I recently spoke to Scott Harrison, who is the Founder and CEO of charity: water, a non-profit organization bringing clean, safe drinking water to people in developing nations. In seven years, with the help of more than 400,000 donors worldwide, charity: water has raised over $100 million and funded over 8,000 water projects in 20 countries. When completed, those projects will provide over three million people with clean, safe drinking water.

Scott was recently recognized in Fortune Magazine’s 40 under 40 list, the Forbes Magazine Impact 30 list and was recently #10 in Fast Company’s 100 Most Creative People in Business Issue. He is currently a World Economic Forum Young Global Leader.

In this interview, Scott talks about the back story behind charity: water, the core values of his company, how he’s been able to distinguish the company, and his best advice to upcoming entrepreneurs.

Most people know you from charity: water but not about what you did before you started the company. What was your background and how did you end up starting the company?

I spent about a decade in New York City chasing the fast life as a nightclub promoter – basically throwing fashion and music parties for a living. I had moved to NYC to rebel against a conservative Christian upbringing, and did that with relish, living selfishly and arrogantly. At 28 years old, I had a crisis of conscience, and found myself to be spiritually, morally and emotionally bankrupt.

I began to re-discover faith in a different way as an adult, and decided to explore the exact 180 degree opposite of my life, and spend a year serving others in Africa. I volunteered aboard a hospital ship with a humanitarian mission to Benin and then Liberia, West Africa, and saw extreme poverty for the first time. One year turned into two, and while I was there, I saw people drinking dirty water from ponds, rivers and swamps – simply born into communities without access. It shocked and angered me, and I began learning more about the world’s 800 million people living without access to clean water. I returned to NYC to help them, and started charity: water.

What are your values (and your company’s) and how do you communicate them to your audience?

Our organizational values are probably not dissimilar to many other companies (Integrity, Respect, Excellence, Innovation, Generosity and Passion), but we created “ISMS” that help bring them alive. For example, there’s an Ism around never pirating software or using music without permission – another about telling the truth to a fault “no white lies” – and others around the importance of designing everything (even keynote presentations given to small groups internally), about embracing new technology, giving generously of our money to our cause and others (eating our own dogfood), and even one about working together to create a profanity-free environment that respects all.

We’re passionate, optimistic and hopeful people, and I hope that’s communicated through the images, videos and stories we share with our supporters.

There are a lot of non-profits out there. How have you been able to stand out in the crowd and get attention for the brand?

My wife Viktoria is the creative director at charity: water, and she and her team have been instrumental to our success. They are great at making beautiful things online that people want to click on, and videos people want to watch. I believe our focus on design has been key to our success, along with the 100% model and our tireless pursuit of connecting our donors with the people they are serving and the water projects they are funding around the world.

Have you run into any issues where you treated the water but it wasn’t effective?
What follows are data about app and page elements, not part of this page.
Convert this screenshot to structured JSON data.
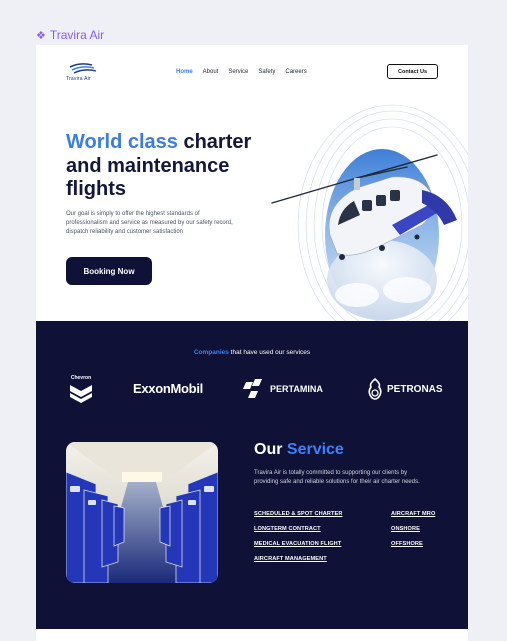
{
  "frame": {
    "name": "Travira Air",
    "icon": "component-icon"
  },
  "nav": {
    "logo_text": "Travira Air",
    "links": [
      {
        "label": "Home",
        "active": true
      },
      {
        "label": "About",
        "active": false
      },
      {
        "label": "Service",
        "active": false
      },
      {
        "label": "Safety",
        "active": false
      },
      {
        "label": "Careers",
        "active": false
      }
    ],
    "contact_label": "Contact Us"
  },
  "hero": {
    "title_accent": "World class",
    "title_rest": " charter and maintenance flights",
    "description": "Our goal is simply to offer the highest standards of professionalism and service as measured by our safety record, dispatch reliability and customer satisfaction",
    "cta_label": "Booking Now",
    "image": "helicopter-over-clouds"
  },
  "partners": {
    "heading_accent": "Companies",
    "heading_rest": " that have used our services",
    "logos": [
      {
        "name": "Chevron"
      },
      {
        "name": "ExxonMobil"
      },
      {
        "name": "PERTAMINA"
      },
      {
        "name": "PETRONAS"
      }
    ]
  },
  "services": {
    "title_plain": "Our ",
    "title_accent": "Service",
    "description": "Travira Air is totally committed to supporting our clients by providing safe and reliable solutions for their air charter needs.",
    "image": "aircraft-cabin-interior",
    "left_links": [
      "SCHEDULED & SPOT CHARTER",
      "LONGTERM CONTRACT",
      "MEDICAL EVACUATION FLIGHT",
      "AIRCRAFT MANAGEMENT"
    ],
    "right_links": [
      "AIRCRAFT MRO",
      "ONSHORE",
      "OFFSHORE"
    ]
  },
  "colors": {
    "accent": "#3b7de0",
    "navy": "#0f1136",
    "frame_label": "#8b5cf6"
  }
}
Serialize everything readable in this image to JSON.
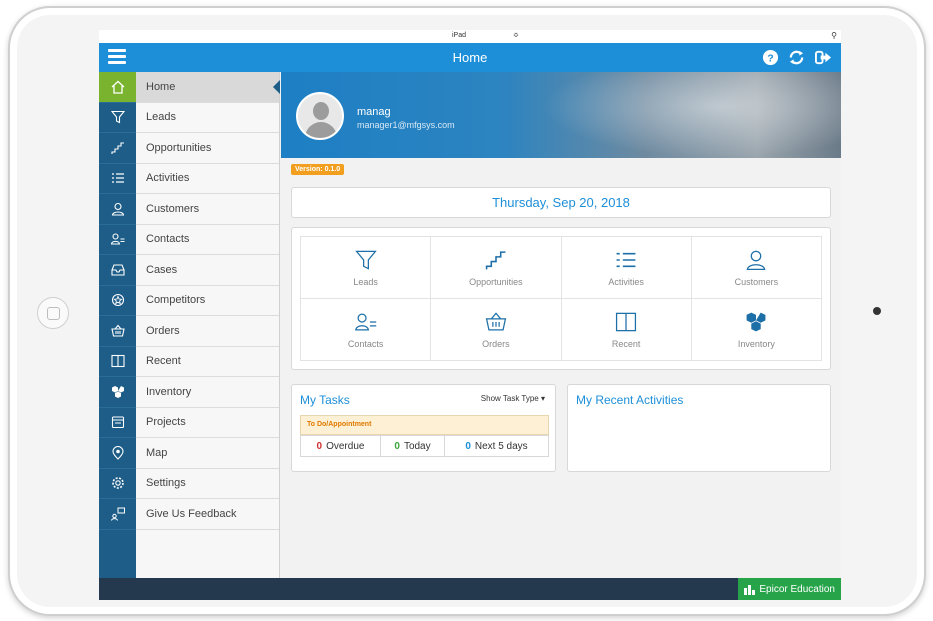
{
  "device": {
    "name": "iPad"
  },
  "navbar": {
    "title": "Home",
    "icons": [
      "menu-icon",
      "help-icon",
      "refresh-icon",
      "logout-icon"
    ]
  },
  "sidebar": {
    "items": [
      {
        "label": "Home",
        "icon": "home-icon",
        "active": true
      },
      {
        "label": "Leads",
        "icon": "filter-icon"
      },
      {
        "label": "Opportunities",
        "icon": "stairs-icon"
      },
      {
        "label": "Activities",
        "icon": "checklist-icon"
      },
      {
        "label": "Customers",
        "icon": "user-icon"
      },
      {
        "label": "Contacts",
        "icon": "contact-icon"
      },
      {
        "label": "Cases",
        "icon": "tray-icon"
      },
      {
        "label": "Competitors",
        "icon": "badge-icon"
      },
      {
        "label": "Orders",
        "icon": "basket-icon"
      },
      {
        "label": "Recent",
        "icon": "book-icon"
      },
      {
        "label": "Inventory",
        "icon": "boxes-icon"
      },
      {
        "label": "Projects",
        "icon": "projects-icon"
      },
      {
        "label": "Map",
        "icon": "map-pin-icon"
      },
      {
        "label": "Settings",
        "icon": "gear-icon"
      },
      {
        "label": "Give Us Feedback",
        "icon": "feedback-icon"
      }
    ]
  },
  "profile": {
    "name": "manag",
    "email": "manager1@mfgsys.com"
  },
  "version": "Version: 0.1.0",
  "date": "Thursday, Sep 20, 2018",
  "tiles": [
    {
      "label": "Leads",
      "icon": "filter-icon"
    },
    {
      "label": "Opportunities",
      "icon": "stairs-icon"
    },
    {
      "label": "Activities",
      "icon": "checklist-icon"
    },
    {
      "label": "Customers",
      "icon": "user-icon"
    },
    {
      "label": "Contacts",
      "icon": "contact-icon"
    },
    {
      "label": "Orders",
      "icon": "basket-icon"
    },
    {
      "label": "Recent",
      "icon": "book-icon"
    },
    {
      "label": "Inventory",
      "icon": "boxes-icon"
    }
  ],
  "tasks": {
    "title": "My Tasks",
    "filter_label": "Show Task Type ▾",
    "category": "To Do/Appointment",
    "counts": [
      {
        "value": "0",
        "label": "Overdue",
        "color": "#d0302f"
      },
      {
        "value": "0",
        "label": "Today",
        "color": "#3aa53a"
      },
      {
        "value": "0",
        "label": "Next 5 days",
        "color": "#1d8fd8"
      }
    ]
  },
  "recent": {
    "title": "My Recent Activities"
  },
  "footer": {
    "brand": "Epicor Education"
  },
  "colors": {
    "accent": "#1d8fd8",
    "sidebar": "#1d5d88",
    "active": "#7ab32e",
    "version": "#f29f20",
    "footer": "#24394e",
    "brand": "#27a44a"
  }
}
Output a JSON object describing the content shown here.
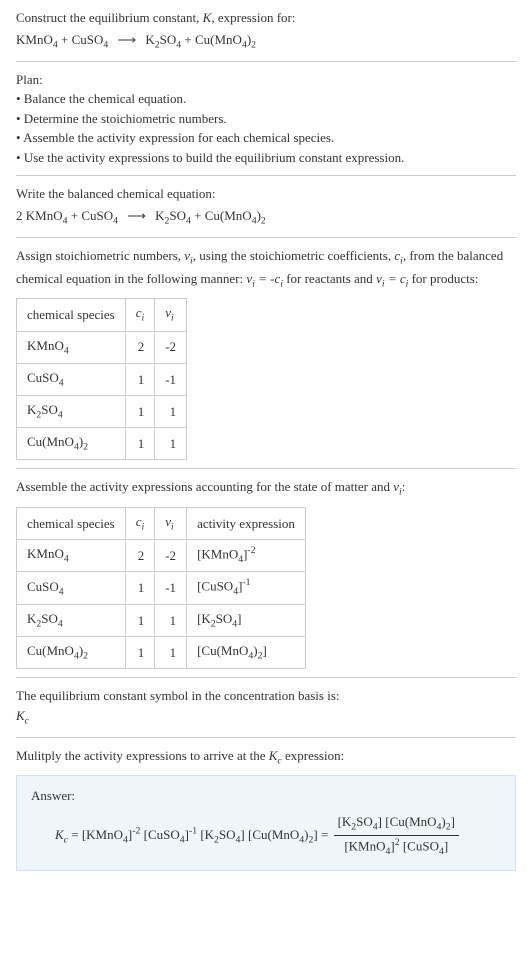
{
  "header": {
    "line1": "Construct the equilibrium constant, ",
    "k": "K",
    "line1b": ", expression for:",
    "reaction_lhs1": "KMnO",
    "reaction_lhs2": "CuSO",
    "reaction_rhs1": "K",
    "reaction_rhs1b": "SO",
    "reaction_rhs2": "Cu(MnO",
    "plus": " + ",
    "arrow": "⟶"
  },
  "plan": {
    "title": "Plan:",
    "items": [
      "• Balance the chemical equation.",
      "• Determine the stoichiometric numbers.",
      "• Assemble the activity expression for each chemical species.",
      "• Use the activity expressions to build the equilibrium constant expression."
    ]
  },
  "balanced": {
    "title": "Write the balanced chemical equation:",
    "coef1": "2 "
  },
  "stoich": {
    "text_a": "Assign stoichiometric numbers, ",
    "nu": "ν",
    "sub_i": "i",
    "text_b": ", using the stoichiometric coefficients, ",
    "c": "c",
    "text_c": ", from the balanced chemical equation in the following manner: ",
    "rel1_lhs": "ν",
    "rel1_eq": " = -",
    "rel1_rhs": "c",
    "rel1_tail": " for reactants and ",
    "rel2_lhs": "ν",
    "rel2_eq": " = ",
    "rel2_rhs": "c",
    "rel2_tail": " for products:"
  },
  "table1": {
    "headers": {
      "h1": "chemical species",
      "h2": "c",
      "h3": "ν"
    },
    "rows": [
      {
        "species": "KMnO4",
        "c": "2",
        "nu": "-2"
      },
      {
        "species": "CuSO4",
        "c": "1",
        "nu": "-1"
      },
      {
        "species": "K2SO4",
        "c": "1",
        "nu": "1"
      },
      {
        "species": "Cu(MnO4)2",
        "c": "1",
        "nu": "1"
      }
    ]
  },
  "activity": {
    "text": "Assemble the activity expressions accounting for the state of matter and ",
    "tail": ":"
  },
  "table2": {
    "headers": {
      "h1": "chemical species",
      "h2": "c",
      "h3": "ν",
      "h4": "activity expression"
    },
    "rows": [
      {
        "c": "2",
        "nu": "-2"
      },
      {
        "c": "1",
        "nu": "-1"
      },
      {
        "c": "1",
        "nu": "1"
      },
      {
        "c": "1",
        "nu": "1"
      }
    ]
  },
  "kc_symbol": {
    "text": "The equilibrium constant symbol in the concentration basis is:",
    "sym": "K",
    "sub": "c"
  },
  "multiply": {
    "text": "Mulitply the activity expressions to arrive at the ",
    "tail": " expression:"
  },
  "answer": {
    "label": "Answer:",
    "eq": " = "
  }
}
What do you put in place to make sure that the water is clean all of the time?

charity: water is solution agnostic, and currently funds eight different types of water projects around the world. Sometimes a 40-foot deep hand dug well is the right solution, sometimes our partners need to drill up to 1,000 feet to find clean water. In some environments, rainwater harvesting is the best solution, or protecting mountain springs and using gravity flow and pipes to connect communities. In some instances, biosand filters are appropriate, and in others, high tech filters that employ the latest in Carbon, UV and UF filtration. Our implementing partners test water at different locations, and measure them against local water quality standards.

What are your top three tips for young entrepreneurs trying to build a business?

1. Story. I think one of the most important things is being able to tell your personal story in a way that engages people, and then the story of your organization or company. Many people want to know what is driving the entrepreneur forward, and learn more about his or her character before they invest. Using photos and videos to “show” people not tell them is increasingly important in a new world of glowing screens and shortened attention spans.

2. Tenacity is so important as well. Being able to hear “no” and still press on, fighting through adversity and tough times believing that the perseverance will pay off.

3. Find a coach. I’ve been extremely fortunate to work with a coach over the past three years who built a hugely successful business, and has poured his learnings into me. Being open to, and in fact seeking out negative feedback is key, especially when it hurts. The people that tell you how great you’re doing aren’t the ones who help you get better, it’s the ones who painfully expose your blindspots and challenge you to perform at a higher level.